Position: Sole Designer
Duration: 1 Month
Engine: Aurora Engine
Ceremorphed is an RPG dungeon where you play as a hapless adventurer captured by Mind Flayers. Thankfully, they keep you alive. The catch? Your brain is implanted with a baby Mind Flayer tadpole, and it’s slowly devouring it. Use the Dark Dwarf raid as a distraction to escape from captivity, and get the brain eating tadpole out of your head.
When I sat down to make Ceremorphed, I wanted to make a full on dungeon crawl with story, puzzles, and encounters. I took inspiration from World of Warcraft style instanced dungeons and BioWare style storytelling to bring a story based dungeon crawl to life.
Created a Dungeon Crawl
I decided from the get-go that I wanted to do a dungeon crawl about Mind Flayers– they’re the most evil bastards in the D&D world, so they’re super fun to make up stories for. The main elements I focused on were puzzles, combat, story, and boss fights so I could hit the high points of RPG gameplay with Ceremorphed. First, I laid out the architecture and placed the puzzle areas, combat areas, and boss fights. Once I laid out the map, I thought up ways to the wrap the puzzles around the Mind Flayer Dungeon theme, like making the player burn the tadpole out of their brain with a ‘ceremorphosis reversal program’ that consisted of a console and a pair of giant electrodes. After I wrapped each event in the theme, I used the scripting system in Aurora to bring the cutscenes and interactivity to life.
Wrote a Story
When I went to write up the story for Ceremorphed, I had to make sure I understood Mind Flayers. They’re obviously an established IP, so I read up on the Dungeons and Dragons sourcebooks, read articles, and anything else I could get my hands on. Once I felt comfortable with the theme, I wrote the outline for the story and revised until it felt like an actual D&D story.
The second thing I keep in mind when writing a story for video games is player agency. I wrote the story for Ceremorphed to make the player feel like the star by making them overcome the obstacles with their own actions, like destroying the Mind Flayer tadpole in their brain by hijacking alien technology, or transferring their consciousness into a Beholder to charge through the golem-filled great hall.
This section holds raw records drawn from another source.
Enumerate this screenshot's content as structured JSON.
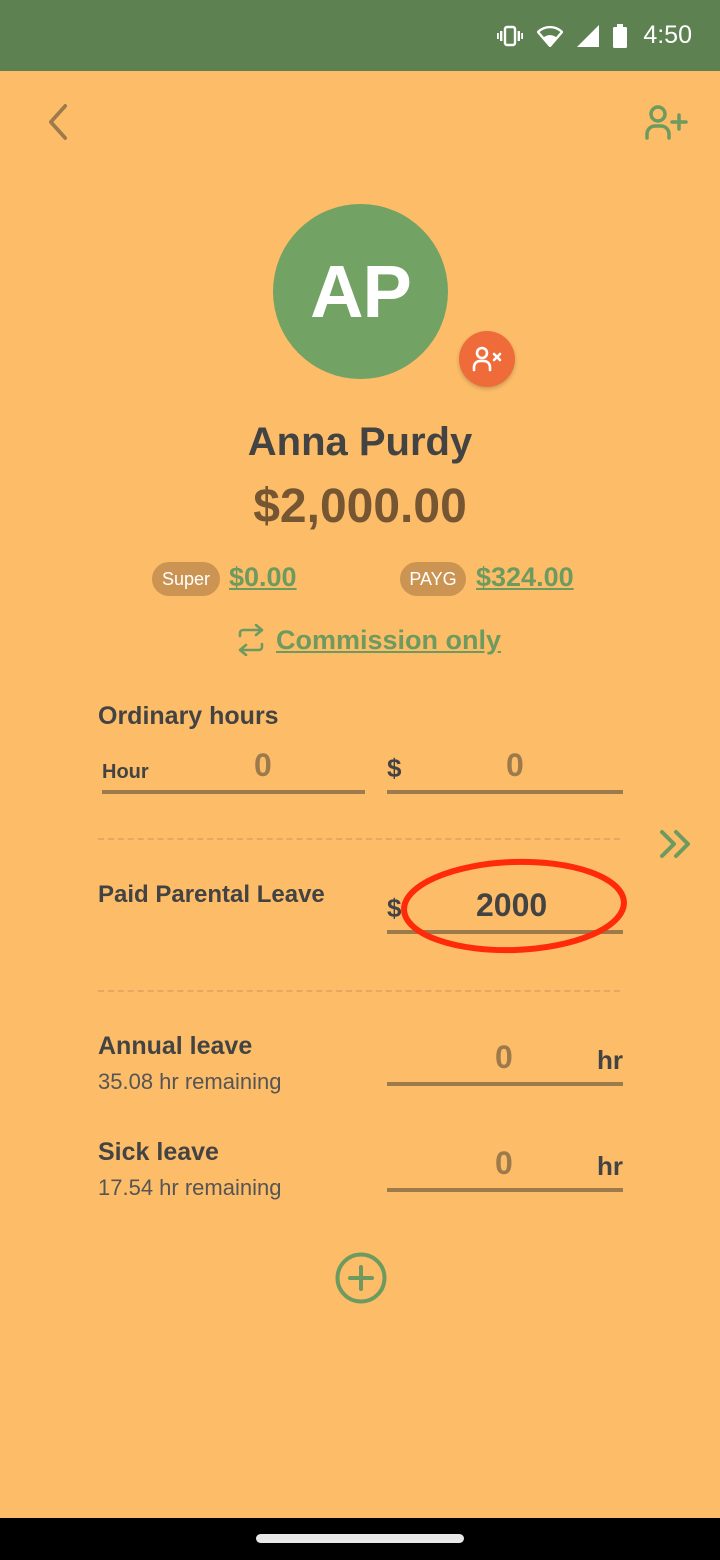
{
  "status_bar": {
    "time": "4:50",
    "icons": [
      "vibrate-icon",
      "wifi-icon",
      "signal-icon",
      "battery-icon"
    ]
  },
  "header": {
    "back_icon": "chevron-left-icon",
    "add_user_icon": "user-plus-icon"
  },
  "profile": {
    "initials": "AP",
    "name": "Anna Purdy",
    "total": "$2,000.00",
    "remove_icon": "user-x-icon",
    "avatar_color": "#72A264",
    "remove_color": "#EF6C3A"
  },
  "summary": {
    "super_label": "Super",
    "super_value": "$0.00",
    "payg_label": "PAYG",
    "payg_value": "$324.00",
    "pay_type_label": "Commission only",
    "pay_type_icon": "swap-icon"
  },
  "ordinary_hours": {
    "title": "Ordinary hours",
    "hour_label": "Hour",
    "hour_value": "0",
    "amount_prefix": "$",
    "amount_value": "0"
  },
  "parental_leave": {
    "title": "Paid Parental Leave",
    "prefix": "$",
    "value": "2000",
    "expand_icon": "double-chevron-right-icon",
    "annotation": "red-ellipse-highlight"
  },
  "annual_leave": {
    "title": "Annual leave",
    "remaining": "35.08 hr remaining",
    "value": "0",
    "unit": "hr"
  },
  "sick_leave": {
    "title": "Sick leave",
    "remaining": "17.54 hr remaining",
    "value": "0",
    "unit": "hr"
  },
  "add_icon": "plus-circle-icon",
  "colors": {
    "background": "#FDBD68",
    "status_bar": "#5E8152",
    "accent_green": "#6D9A5E",
    "brown": "#9C7A4C",
    "pill": "#CB9453",
    "annotation_red": "#FF2A0A"
  }
}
The final thing I keep in mind when designing a story is to make sure that any choices the player makes are simple and impactful. Making the choices simple gives the player a clear idea of what the outcome of their actions will be (I want players to easily understand the choice they’re making), and making the choices impactful makes them feel like they’re driving the game (I think if you give the player a choice, it should be a big one so they can talk about it with their friends afterwards.) The player has to work with a sect of evil dark elves to blow up the elder brain in order to continue. While they keep the elder brain dormant, the player can either choose the evil path, set the fuse early to annihilate the dark elves before they have a chance to escape, or set the fuse normally to spare them and deal with the inevitable, but hilarious consequences!
This module needed more custom scripting for the boss fights. This module started out as a World Design sample for BioWare that never included balancing the combat. I focused on making stable event, puzzle, and cinematic scripting. However, playing through it definitely shows that it has potential as a shippable module if just that last bit of custom scripting for the boss fights was in. Neverwinter’s greatest strength in my opinion, is its piles of spell VFX and effects and that’s how I would make these fights awesome. Azhar, the Mind Flayer Guardian could have thrown confusion spells and summoned ghost “illusions”, since he was in the sacrificial chamber. Ruggo, the Dark Dwarf Demolitionist could have thrown ticking time bombs since you fought him just as he was planting the last charges to destroy the sleeping pods. Ilvarius could have cast a general assortment of wizard spells as the “tinkerer” and the dungeon’s second to last boss. And the final boss fight, while I scripted and was pretty cool, I wasn’t satisfied with. Balefaron needs to teleport around the room and start casting ranged spells every time Mischefero passes out so that it forces the player to move around instead of just camping next to Mischefero to click on him as soon as he falls. When I revisit this module, boss fights are definitely first on the list of things to polish.
Playable Module (Requires Neverwinter Nights: Diamond Edition) (ZIP) –